* [Task requirements]
If an entry holds a picture, skip the picture but copy everything else exactly.

* [Data shown]

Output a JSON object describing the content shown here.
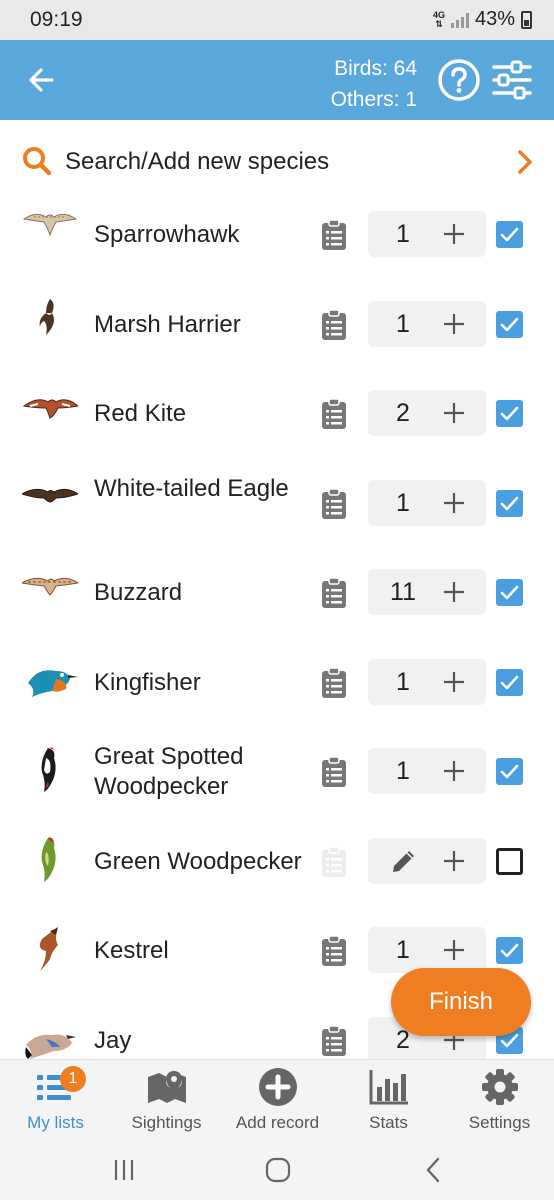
{
  "status_bar": {
    "time": "09:19",
    "network": "4G",
    "battery": "43%"
  },
  "header": {
    "birds_count": "Birds: 64",
    "others_count": "Others: 1"
  },
  "search": {
    "placeholder": "Search/Add new species"
  },
  "species": [
    {
      "name": "Sparrowhawk",
      "count": "1",
      "checked": true,
      "has_notes": true
    },
    {
      "name": "Marsh Harrier",
      "count": "1",
      "checked": true,
      "has_notes": true
    },
    {
      "name": "Red Kite",
      "count": "2",
      "checked": true,
      "has_notes": true
    },
    {
      "name": "White-tailed Eagle",
      "count": "1",
      "checked": true,
      "has_notes": true
    },
    {
      "name": "Buzzard",
      "count": "11",
      "checked": true,
      "has_notes": true
    },
    {
      "name": "Kingfisher",
      "count": "1",
      "checked": true,
      "has_notes": true
    },
    {
      "name": "Great Spotted Woodpecker",
      "count": "1",
      "checked": true,
      "has_notes": true
    },
    {
      "name": "Green Woodpecker",
      "count": "",
      "checked": false,
      "has_notes": false
    },
    {
      "name": "Kestrel",
      "count": "1",
      "checked": true,
      "has_notes": true
    },
    {
      "name": "Jay",
      "count": "2",
      "checked": true,
      "has_notes": true
    }
  ],
  "fab": {
    "label": "Finish"
  },
  "bottom_nav": [
    {
      "label": "My lists",
      "icon": "list-icon",
      "badge": "1",
      "active": true
    },
    {
      "label": "Sightings",
      "icon": "map-icon",
      "active": false
    },
    {
      "label": "Add record",
      "icon": "add-circle-icon",
      "active": false
    },
    {
      "label": "Stats",
      "icon": "bar-chart-icon",
      "active": false
    },
    {
      "label": "Settings",
      "icon": "gear-icon",
      "active": false
    }
  ],
  "colors": {
    "header": "#5aa7dc",
    "accent": "#ef7d22",
    "checkbox": "#4a9fe0"
  }
}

* [Answer for the task]
Output a JSON object describing the content shown here.
{
  "status_bar": {
    "time": "09:19",
    "network": "4G",
    "battery": "43%"
  },
  "header": {
    "birds_count": "Birds: 64",
    "others_count": "Others: 1"
  },
  "search": {
    "placeholder": "Search/Add new species"
  },
  "species": [
    {
      "name": "Sparrowhawk",
      "count": "1",
      "checked": true,
      "has_notes": true
    },
    {
      "name": "Marsh Harrier",
      "count": "1",
      "checked": true,
      "has_notes": true
    },
    {
      "name": "Red Kite",
      "count": "2",
      "checked": true,
      "has_notes": true
    },
    {
      "name": "White-tailed Eagle",
      "count": "1",
      "checked": true,
      "has_notes": true
    },
    {
      "name": "Buzzard",
      "count": "11",
      "checked": true,
      "has_notes": true
    },
    {
      "name": "Kingfisher",
      "count": "1",
      "checked": true,
      "has_notes": true
    },
    {
      "name": "Great Spotted Woodpecker",
      "count": "1",
      "checked": true,
      "has_notes": true
    },
    {
      "name": "Green Woodpecker",
      "count": "",
      "checked": false,
      "has_notes": false
    },
    {
      "name": "Kestrel",
      "count": "1",
      "checked": true,
      "has_notes": true
    },
    {
      "name": "Jay",
      "count": "2",
      "checked": true,
      "has_notes": true
    }
  ],
  "fab": {
    "label": "Finish"
  },
  "bottom_nav": [
    {
      "label": "My lists",
      "icon": "list-icon",
      "badge": "1",
      "active": true
    },
    {
      "label": "Sightings",
      "icon": "map-icon",
      "active": false
    },
    {
      "label": "Add record",
      "icon": "add-circle-icon",
      "active": false
    },
    {
      "label": "Stats",
      "icon": "bar-chart-icon",
      "active": false
    },
    {
      "label": "Settings",
      "icon": "gear-icon",
      "active": false
    }
  ],
  "colors": {
    "header": "#5aa7dc",
    "accent": "#ef7d22",
    "checkbox": "#4a9fe0"
  }
}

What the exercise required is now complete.